  • In 2007 the Utah State Legislature passed legislation creating the first statewide universal school voucher program, making vouchers available to any student in state with no limitations on student eligibility. In November 2007 that legislation was placed on the state ballot for voter approval, and that ballot measure, Referendum 1, was voted down, so the legislation was never implemented. Utah does have a special needs voucher program that was not affected by the vote.
  • In 2011 the nation’s first state-wide school voucher program for low income students was created in Indiana.[5]



Those who argue for private school choice believe that parents will choose the highest performing school available to them, if they have a choice of where they can send their child to school. This, in turn, will have a "ripple effect," and force those poorly performing schools to either improve or risk losing students and the funding tied to those students. Even though many states have charter schools, which serve the same purpose--offering choice, accountability and competition--private schools have even more flexibility in staffing, budgeting, curriculum, academic standards and accountability systems. Supporters argue that this flexibility leads to market competition and cost efficiency which benefits students, parents and taxpayers.[6]


The largest teachers' union, the National Education Association, is clearly against vouchers, as stated on their website:

NEA opposes school vouchers because they divert essential resources from public schools to private and religious schools, while offering no real "choice" for the overwhelming majority of students.

Teachers, parents, and the general public have long opposed private school tuition vouchers — especially when funds for vouchers compete with funds for overall improvements in America's public schools. NEA and its affiliates have been leaders in the fight to improve public schools— and oppose alternatives that divert attention, energy, and resources from efforts to reduce class size, enhance teacher quality, and provide every student with books, computers, and safe and orderly schools.[7][8]

Many groups oppose vouchers on the basis of the separation of church and state, the so-called Establishment clause of the First Amendment, since most of the private schools serving underprivileged children are parochial schools. The Supreme Court of the United States has held repeatedly, and most recently in the 2002, Zelman v Simmons-Harris decision, that this is not the case. That case upheld the constitutionality of the Ohio state voucher system, even though over 90% of the financial aid went to parents with students in religious--as opposed to non-sectarian private--schools. Chief Justice Rehnquist in writing for the majority emphasized that the program was neutral with respect to religion, and therefore was "not readily subject to challenge under the Establishment Clause." Those opposed claimed that the voucher provisions were "skewed toward benefitting religious schools" and "risked creating a form of religiously based conflict harmful to the Nation's social fabric."[9]
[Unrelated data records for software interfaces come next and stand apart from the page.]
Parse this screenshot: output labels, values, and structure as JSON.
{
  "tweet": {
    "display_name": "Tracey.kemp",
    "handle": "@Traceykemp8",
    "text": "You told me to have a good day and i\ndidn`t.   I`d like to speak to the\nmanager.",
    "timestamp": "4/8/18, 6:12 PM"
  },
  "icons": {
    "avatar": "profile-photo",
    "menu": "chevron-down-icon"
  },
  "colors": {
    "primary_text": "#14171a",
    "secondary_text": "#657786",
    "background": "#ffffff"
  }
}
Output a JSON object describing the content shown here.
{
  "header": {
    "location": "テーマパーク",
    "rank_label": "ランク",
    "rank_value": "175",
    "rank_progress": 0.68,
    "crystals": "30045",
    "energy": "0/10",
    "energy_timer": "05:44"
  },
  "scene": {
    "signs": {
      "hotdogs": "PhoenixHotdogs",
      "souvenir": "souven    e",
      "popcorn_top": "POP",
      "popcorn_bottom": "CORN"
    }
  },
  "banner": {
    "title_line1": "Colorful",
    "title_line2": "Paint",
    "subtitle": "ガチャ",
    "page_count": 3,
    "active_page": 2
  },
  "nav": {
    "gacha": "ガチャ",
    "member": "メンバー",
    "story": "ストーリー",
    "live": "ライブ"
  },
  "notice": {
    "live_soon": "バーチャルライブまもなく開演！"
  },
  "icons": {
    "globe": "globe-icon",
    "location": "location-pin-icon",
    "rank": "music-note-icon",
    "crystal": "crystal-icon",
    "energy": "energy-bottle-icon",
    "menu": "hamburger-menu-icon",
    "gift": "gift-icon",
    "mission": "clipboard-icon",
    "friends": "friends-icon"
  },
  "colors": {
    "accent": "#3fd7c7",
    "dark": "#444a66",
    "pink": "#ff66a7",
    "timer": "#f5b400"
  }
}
Some states have education articles in their constitutions that explicitly restrict all educational expenditures for public schools. As many as 37 states, for example, have so-called "Blaine amendments" in their constitutions which present a legal hurdle for supporters and a more robust legal case for those opposed to using state funds for poor children to attend religious schools. Blaine amendments prohibit the use of state funds at “sectarian” schools, and arose out of the anti-immigrant, anti-Catholic views of the second half of the 19th century.[10]

See also